I always say progress is success and I truly believe that.  Bite-sized pieces will hopefully get them addicted to the elation you feel when you know that you've got it and until then I hope they all show up to get the material that they need in order to make their progress.

I won't hold my breath, but I'll just keep taking deep breaths in hopes they all show up to learn.  Until then, I'll just keep Twittering (and blogging!) on.

2 comments:

Vanes63 said...

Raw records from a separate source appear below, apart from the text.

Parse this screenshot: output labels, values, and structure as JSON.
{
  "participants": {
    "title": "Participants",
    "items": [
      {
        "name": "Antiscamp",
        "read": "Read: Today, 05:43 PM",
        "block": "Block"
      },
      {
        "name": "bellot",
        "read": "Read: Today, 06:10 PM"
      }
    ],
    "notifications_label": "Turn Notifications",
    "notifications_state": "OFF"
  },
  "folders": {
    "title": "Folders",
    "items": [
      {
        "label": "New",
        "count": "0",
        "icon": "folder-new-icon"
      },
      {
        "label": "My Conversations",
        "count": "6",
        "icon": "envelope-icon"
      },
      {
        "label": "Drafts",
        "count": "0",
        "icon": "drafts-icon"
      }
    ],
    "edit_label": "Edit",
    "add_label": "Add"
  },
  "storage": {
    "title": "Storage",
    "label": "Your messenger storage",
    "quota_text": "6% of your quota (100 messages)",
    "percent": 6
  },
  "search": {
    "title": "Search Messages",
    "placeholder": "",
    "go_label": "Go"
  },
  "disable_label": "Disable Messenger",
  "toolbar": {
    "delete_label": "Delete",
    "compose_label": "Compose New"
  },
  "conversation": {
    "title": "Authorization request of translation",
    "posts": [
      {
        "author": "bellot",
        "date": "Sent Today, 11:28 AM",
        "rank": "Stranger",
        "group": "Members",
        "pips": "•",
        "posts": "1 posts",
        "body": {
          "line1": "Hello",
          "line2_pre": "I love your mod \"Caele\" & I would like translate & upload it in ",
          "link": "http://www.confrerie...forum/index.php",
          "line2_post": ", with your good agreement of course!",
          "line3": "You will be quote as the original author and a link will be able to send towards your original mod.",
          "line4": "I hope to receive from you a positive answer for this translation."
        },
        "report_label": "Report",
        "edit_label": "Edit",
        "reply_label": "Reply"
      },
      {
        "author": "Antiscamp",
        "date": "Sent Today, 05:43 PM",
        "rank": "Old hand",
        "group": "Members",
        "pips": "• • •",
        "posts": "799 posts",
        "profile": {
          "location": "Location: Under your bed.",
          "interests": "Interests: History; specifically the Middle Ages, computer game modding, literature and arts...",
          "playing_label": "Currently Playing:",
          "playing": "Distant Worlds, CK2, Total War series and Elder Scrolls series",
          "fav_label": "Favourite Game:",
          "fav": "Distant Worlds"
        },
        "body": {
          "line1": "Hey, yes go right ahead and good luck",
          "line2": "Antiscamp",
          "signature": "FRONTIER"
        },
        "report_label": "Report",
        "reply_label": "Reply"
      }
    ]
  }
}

I also forgot to link to a few other "turn groups into team" resources I thought might come in handy later.
* https://www.asme.org/career-education/articles/team-building/turning-a-group-of-people-into-a-team
* http://www.appliedsportpsych.org/resource-center/resources-for-coaches/making-your-team-work/
* http://www4.ncsu.edu/unity/lockers/users/f/felder/public/Papers/Oakley-paper(JSCL).pdf
* http://www.tmsworldwide.com/tms12-3c.html
* http://www.oregoned.org/images/pages/2.3_Transform_your_group_to_Team.pdf
http://faculty.washington.edu/janegf/turnaroundineffectiveteam.html
* http://ianvernon.blogspot.com/2011/03/can-you-turn-group-of-individuals-to.html

I am also interested in really looking deeply into the image in the last link.

Maureen Devlin said...

Hi Vanessa, I think your post is terrific. One reason your students probably don't have great collaboration skills or interest is the fact that throughout schools we probably don't give apt collaboration the time and attention it needs both from a professional level and student learning level. In a sense, they haven't worked their "collaboration muscle" so they don't see the worth or strength of it.

I like your ideas about how to build collaboration, and guess what, I may use the cards too. I like the way you described the cards and their use.

As for your 5% that don't attend, they really need a different structure for learning-smaller groups, a different day, more counseling perhaps--we all worry about these students, and we all know that they need something different than what a typical classroom can offer. That's a community and whole school challenge to solve.

I hope you'll keep sharing as you grow this aspect of your practice. Your words will strengthen my words tomorrow as we continue last Friday's collaborative task. Have a great day!